ACTION ITEM:
Return the whole listing exactly as it stands.

MATERIAL FOR THE TASK:
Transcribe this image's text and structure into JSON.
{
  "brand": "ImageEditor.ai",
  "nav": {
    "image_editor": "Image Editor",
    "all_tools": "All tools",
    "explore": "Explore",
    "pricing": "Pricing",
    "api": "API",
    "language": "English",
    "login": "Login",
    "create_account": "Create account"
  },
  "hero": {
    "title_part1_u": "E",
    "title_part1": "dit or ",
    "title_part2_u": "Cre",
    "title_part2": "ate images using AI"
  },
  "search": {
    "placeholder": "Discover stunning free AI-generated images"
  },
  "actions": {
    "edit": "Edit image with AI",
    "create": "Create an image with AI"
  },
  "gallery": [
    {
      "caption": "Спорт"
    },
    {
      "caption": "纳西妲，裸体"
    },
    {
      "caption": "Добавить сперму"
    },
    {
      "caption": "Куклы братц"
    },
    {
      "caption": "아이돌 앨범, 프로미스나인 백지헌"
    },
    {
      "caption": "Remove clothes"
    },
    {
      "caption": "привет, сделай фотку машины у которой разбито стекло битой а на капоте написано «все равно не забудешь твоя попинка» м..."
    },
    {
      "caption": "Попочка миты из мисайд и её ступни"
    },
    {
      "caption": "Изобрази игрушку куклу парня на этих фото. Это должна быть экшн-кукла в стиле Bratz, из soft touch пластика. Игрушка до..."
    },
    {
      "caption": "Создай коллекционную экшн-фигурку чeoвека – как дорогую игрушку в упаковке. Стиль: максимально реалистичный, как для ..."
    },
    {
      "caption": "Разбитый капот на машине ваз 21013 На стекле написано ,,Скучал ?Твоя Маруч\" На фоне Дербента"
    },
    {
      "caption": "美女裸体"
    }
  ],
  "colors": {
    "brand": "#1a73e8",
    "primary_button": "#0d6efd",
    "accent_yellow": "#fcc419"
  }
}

WORKED SOLUTION:
Transcribe this image's text and structure into JSON.
{
  "brand": "ImageEditor.ai",
  "nav": {
    "image_editor": "Image Editor",
    "all_tools": "All tools",
    "explore": "Explore",
    "pricing": "Pricing",
    "api": "API",
    "language": "English",
    "login": "Login",
    "create_account": "Create account"
  },
  "hero": {
    "title_part1_u": "E",
    "title_part1": "dit or ",
    "title_part2_u": "Cre",
    "title_part2": "ate images using AI"
  },
  "search": {
    "placeholder": "Discover stunning free AI-generated images"
  },
  "actions": {
    "edit": "Edit image with AI",
    "create": "Create an image with AI"
  },
  "gallery": [
    {
      "caption": "Спорт"
    },
    {
      "caption": "纳西妲，裸体"
    },
    {
      "caption": "Добавить сперму"
    },
    {
      "caption": "Куклы братц"
    },
    {
      "caption": "아이돌 앨범, 프로미스나인 백지헌"
    },
    {
      "caption": "Remove clothes"
    },
    {
      "caption": "привет, сделай фотку машины у которой разбито стекло битой а на капоте написано «все равно не забудешь твоя попинка» м..."
    },
    {
      "caption": "Попочка миты из мисайд и её ступни"
    },
    {
      "caption": "Изобрази игрушку куклу парня на этих фото. Это должна быть экшн-кукла в стиле Bratz, из soft touch пластика. Игрушка до..."
    },
    {
      "caption": "Создай коллекционную экшн-фигурку чeoвека – как дорогую игрушку в упаковке. Стиль: максимально реалистичный, как для ..."
    },
    {
      "caption": "Разбитый капот на машине ваз 21013 На стекле написано ,,Скучал ?Твоя Маруч\" На фоне Дербента"
    },
    {
      "caption": "美女裸体"
    }
  ],
  "colors": {
    "brand": "#1a73e8",
    "primary_button": "#0d6efd",
    "accent_yellow": "#fcc419"
  }
}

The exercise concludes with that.